*EXERCISE DATA:*
____________
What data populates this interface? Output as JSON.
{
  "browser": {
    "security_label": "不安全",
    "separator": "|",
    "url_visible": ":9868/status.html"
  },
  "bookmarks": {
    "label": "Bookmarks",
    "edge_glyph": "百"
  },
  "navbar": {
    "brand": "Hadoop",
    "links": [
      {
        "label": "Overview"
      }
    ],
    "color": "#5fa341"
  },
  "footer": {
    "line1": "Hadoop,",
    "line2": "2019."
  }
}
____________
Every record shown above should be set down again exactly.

*ANSWER TO THIS TASK:*
What data populates this interface? Output as JSON.
{
  "browser": {
    "security_label": "不安全",
    "separator": "|",
    "url_visible": ":9868/status.html"
  },
  "bookmarks": {
    "label": "Bookmarks",
    "edge_glyph": "百"
  },
  "navbar": {
    "brand": "Hadoop",
    "links": [
      {
        "label": "Overview"
      }
    ],
    "color": "#5fa341"
  },
  "footer": {
    "line1": "Hadoop,",
    "line2": "2019."
  }
}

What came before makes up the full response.